"A converted temple woman confirmed the rumors of a secret underground traffic in children. The child, age eight or nine, was dressed like a bride and taken with another girl of the same community dressed like a boy in the garb of a bridegroom. They both went to the temple to worship the idol. The girl sat facing the god, and the priest gave her flowers and a sandal. He recited mantras and lighted the sacred fire. The tali—marriage symbol—was... a necklace of black beads with a golden disc hanging from it. The garland was put over the idol, after which it was put around the girl’s neck. She was now married to the god, without her knowledge, knowing nothing of the implications. [p.44-45]

"The one who was to dance before the gods was given to the life when very young, otherwise she could not be trained properly. Many babies were given to temple women because it was very meritorious to give a child to the gods. If the child was old enough to miss her mother, she was very carefully watched until she had forgotten her. Sometimes she was shut up in the back part of the temple house and punished if she ran out into the street. Sometimes a child was branded with a hot iron under the arm where it did not show. Sometimes she got just a whipping.

"She was taught to read and learn a great deal of poetry, which was almost entirely debased. The child’s mind was familiarized with sin, and before she knew how to refuse the evil and choose the good, the instinct that would have been her guide was perverted, until the mind was incapable of choice. [p.45]


Every temple had a garbha-griha — a womb house—where an idol stood, representing the god, and behind the god the power of Satan.

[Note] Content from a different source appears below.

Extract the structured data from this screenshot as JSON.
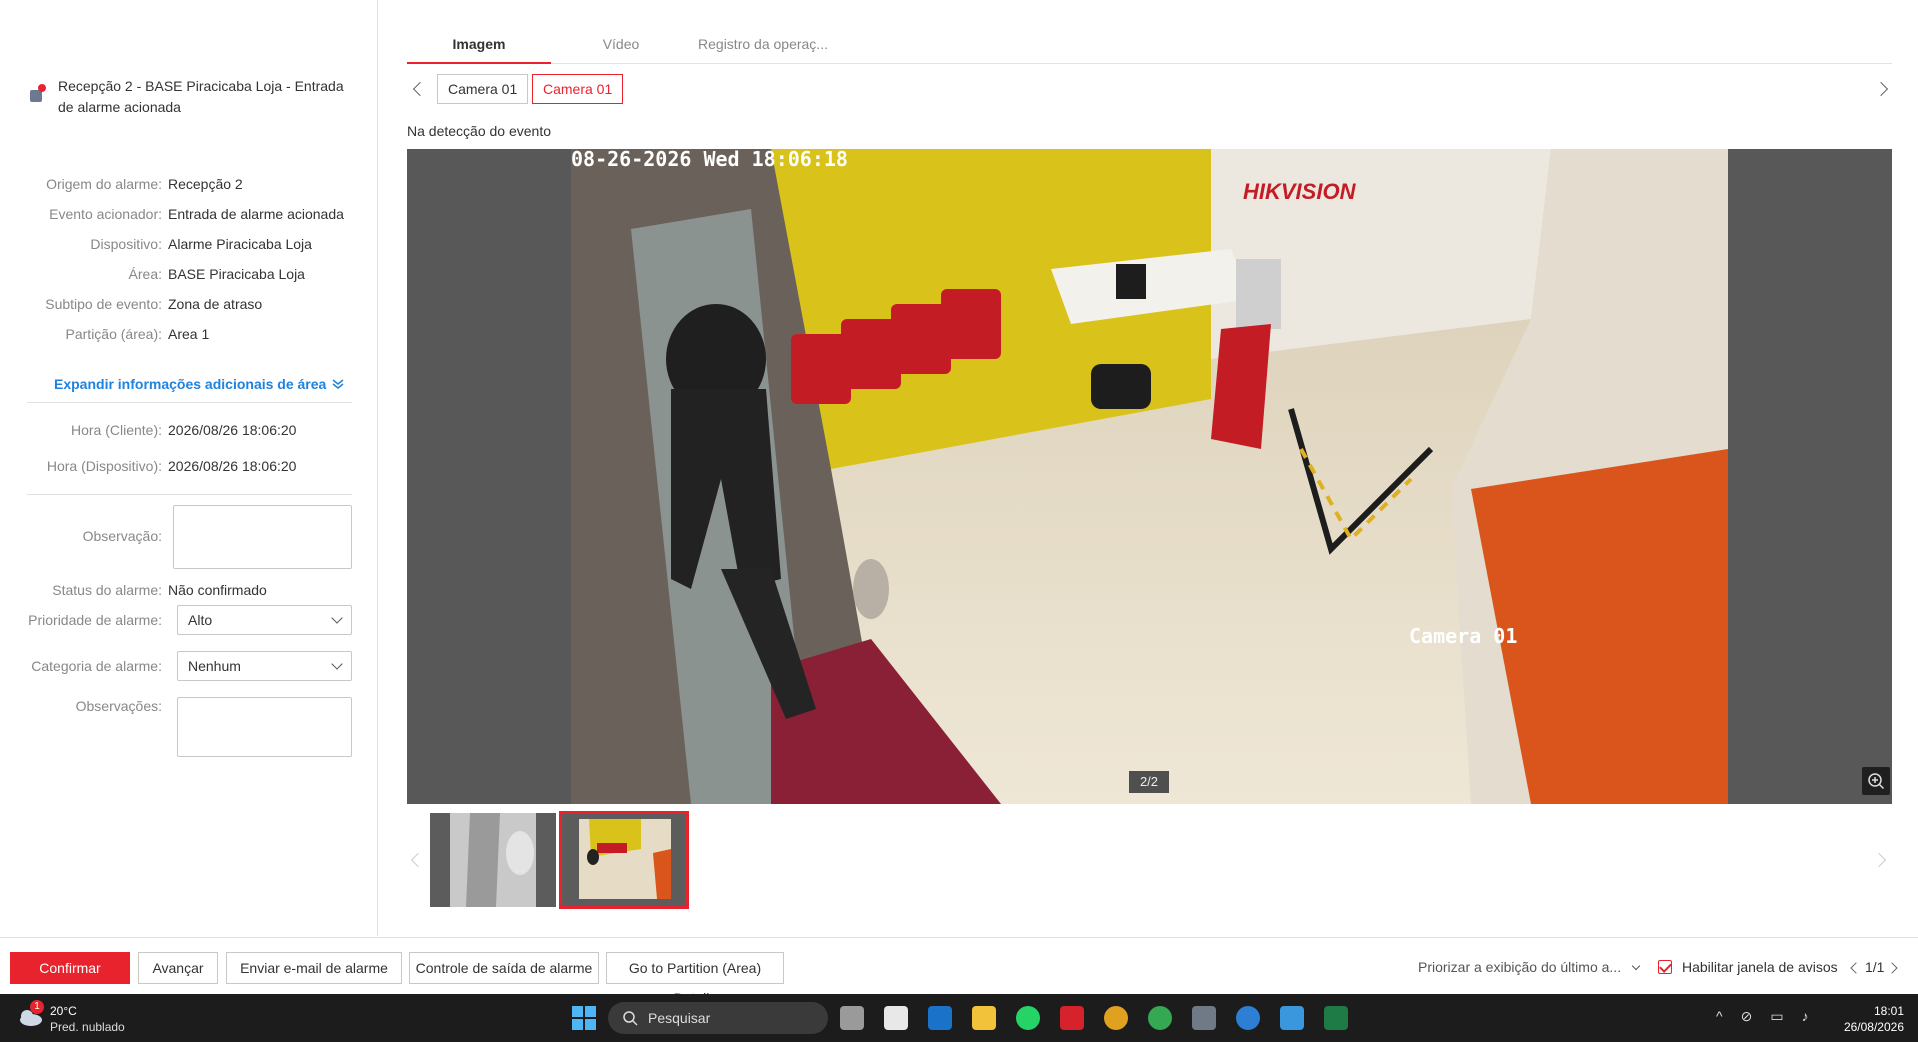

"This was the environment for countless thousands of little children in India. Amy Carmichael, still not knowing of those children, faced the deadness and corruption of the Christian church; the power of Hinduism, caste and customs; the enervating climate; and the lack of sympathy from Christians in both India and Britain.

"She was to learn that conversion in India meant not only an acceptance of Christ but a renouncing of all things Hindu. And the renouncing was the crucifying part."

See also Job, Suffering, and Spiritual Warfare: "Struck down, but not destroyed"